From Hagrid in Harry Potter to Fitz in Cracker: Robbie Coltrane’s career as actor dies aged 72
Posted by  badge Boss on Oct 14
Robbie Coltrane was celebrated for his illustrious career (Picture: 20th Century Fox/Warner Bros Pictures)

He may have been best known to a generation of children as Hagrid in the franchise, but the late had a career that also saw him appear in two Bond films and the acclaimed crime drama series Cracker.

The Scottish actor, comedian and writer from around the world from people including , Stephen Fry and .

Born Anthony Robert McMillan in 1950 in Rutherglen, Scotland, Coltrane’s stage name was adopted in his early twenties when he started acting, and was chosen in tribute to the jazz saxophonist John Coltrane.

Appearing in numerous productions and projects on stage and screen, his early credits included roles in The Comic Strip Presents…, Flash Gordon, Nuns on the Run and Absolute Beginners.

But it was playing forensic psychologist Dr. Edward ‘Fitz’ Fitzgerald in the ITV series Cracker between 1993 and 1995 and then in the subsequent specials, the most recent of which aired in 2006, that made him a household name.

The actor starred as Dr. Edward ‘Fitz’ Fitzgerald in Cracker for 13 years (Picture: Allstar Picture Library/Granada)

The drama also saw him pick up three Bafta awards for his portrayal of the genius anti-hero.

In 1995, Coltrane played Bond villain Valentin Zukovsky, a Russian gangster and ex-KGB officer, in GoldenEye opposite Pierce Brosnan’s 007, a role he later reprised in 1999’s The World Is Not Enough.

However, Coltrane will perhaps always be best known as the frazzled, yet loyal and loveable Rubeus Hagrid in the Harry Potter film franchise, which began with 2001’s Harry Potter and the Philosopher’s Stone.

It was a role he would go on to play for the following 10 years and eight films.

Valentin Zukovsky was featured in two Bond films (Picture: Keith Hamshere/Danjaq/Eon/Ua/Kobal/Shutterstock)

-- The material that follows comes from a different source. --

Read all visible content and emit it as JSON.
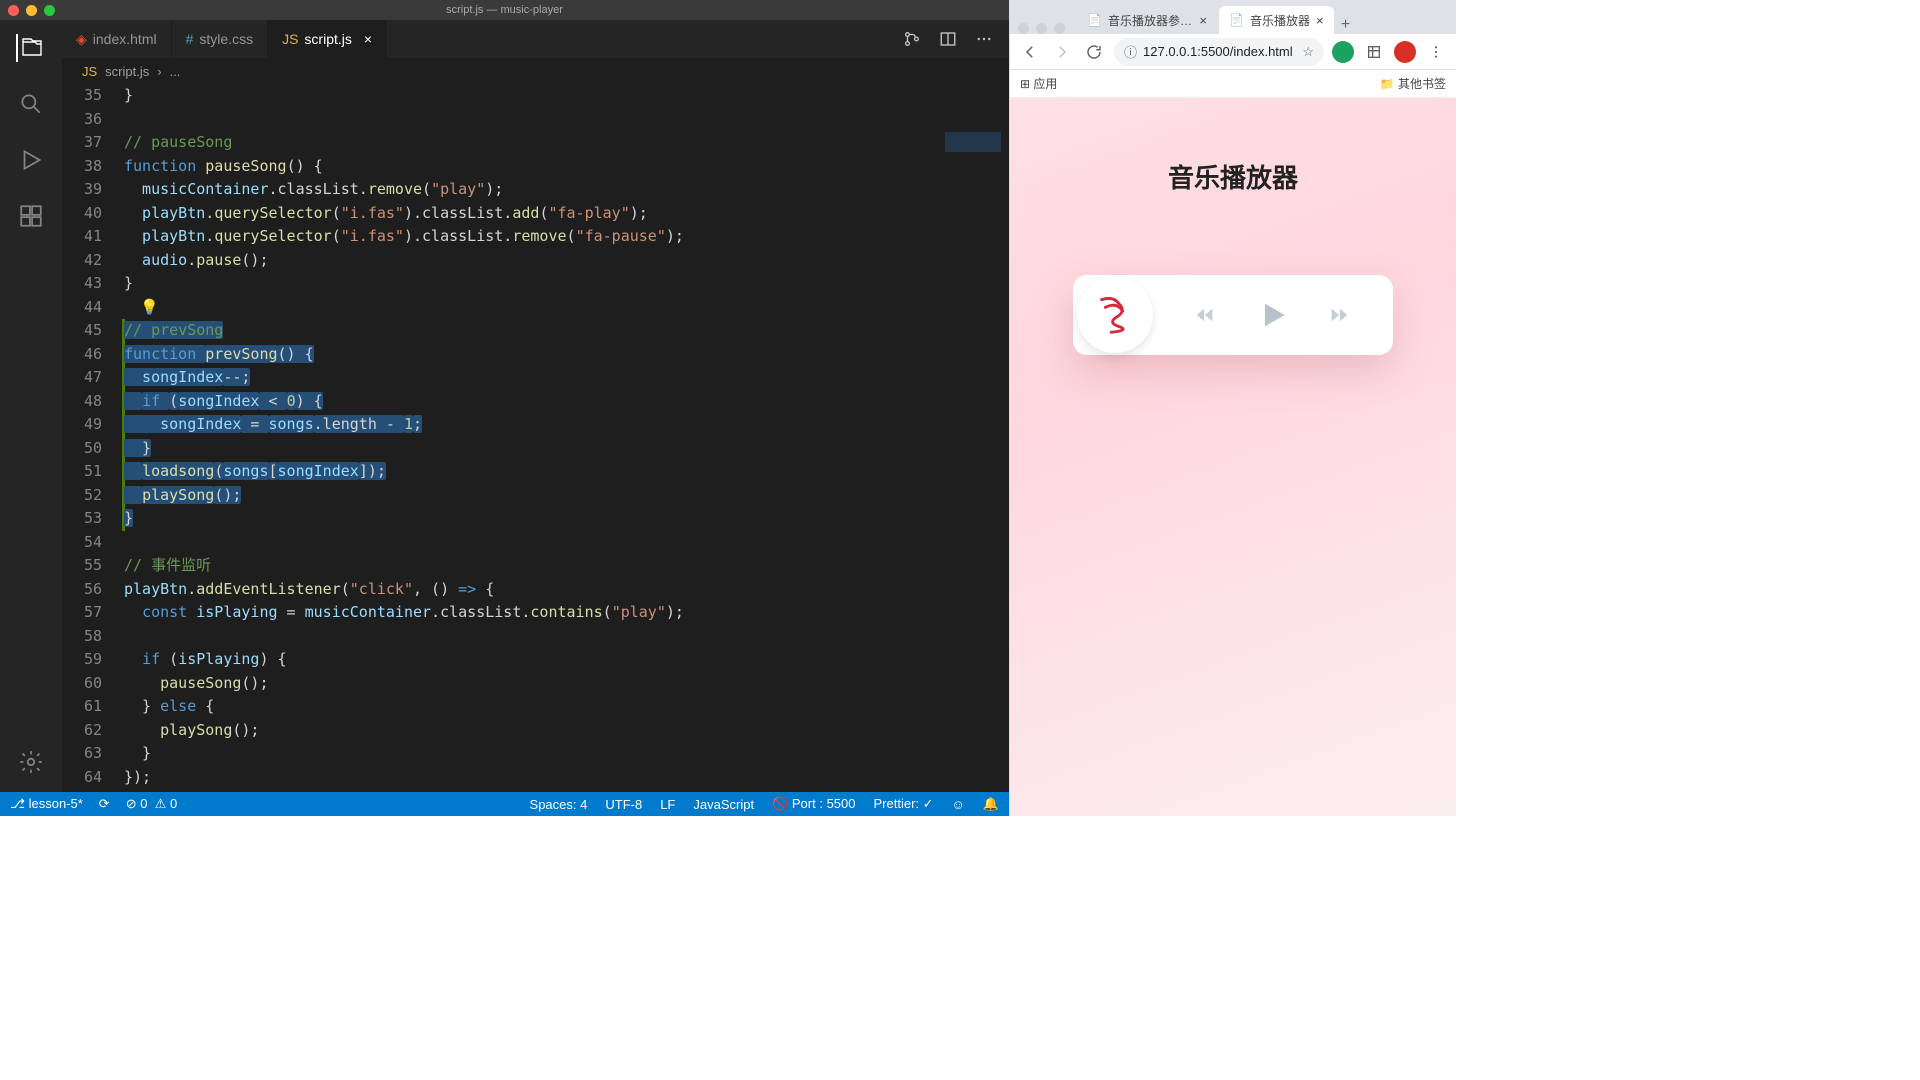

A half-giant and half-human who was the gamekeeper and Keeper of Keys and Grounds of Hogwarts, Hagrid might have been a bit bumbling at times, but his fierce protection of Harry, Ron and Hermione endeared him with audiences, who also embraced his at-times touching one liners.

Of course, who can forget the iconic line, ‘You’re a wizard Harry’, which sets the films in motion.  

As Harry himself put it in the closing scenes of The Chamber of Secrets, there wasn’t a Hogwarts without Hagrid.

The actor played one of the most beloved characters in the Harry Potter franchise (Picture: Warner Bros)

In 2006, Coltrane’s huge impact on the world of entertainment was further cemented when he was voted in at number 11 in TV’s list of the 50 Greatest Stars, which was compiled by ITV.

The same year he was appointed an OBE in the  by  for his services to drama. 

In the years since the films finished, Coltrane had a handful of other small roles in film and television, including as Lord Dingwall in 2012’s Brave; Mr Jaggers in Great Expectations; and a turn as Orson Welles in an episode of Urban Myths.

Radcliffe has shared fond memories of Coltrane following his death (Picture: Evan Agostini/ImageDirect)

However, he dropped out of the spotlight for a time while suffering from osteoarthritis in 2016.

At the time, he was told by doctors that he must lose weight or risk facing life with serious mobility issues, with the actor later saying that he was ‘in constant pain all day’.

In 1999, Coltrane married sculptor Rhona Gemmell and the couple had two children: a son named Spencer and a daughter called Alice. The couple later divorced in 2003. 

In 2020, Coltrane told Radio Times that he had a ‘steady girlfriend’ of 12 years, but he never revealed any more details about their relationship.

Robbie Coltrane at The Wizarding World Of Harry Potter at Universal Orlando in 2014 (Picture: Gustavo Caballero/Getty Images)

During HBO Max’s Harry Potter: Return to Hogwarts reunion earlier this year, which saw most of the cast reunite, Coltrane reflected on the legacy of the films.

‘It’s the end of an era. Ten years of my life. My children have grown up during it,’ he said, looking visibly emotional.

‘The legacy of the movies is that my children’s generation will show them to their children… So you could be watching it in 50 year’s time, easily… I’ll not be here, sadly… but Hagrid will, yes.’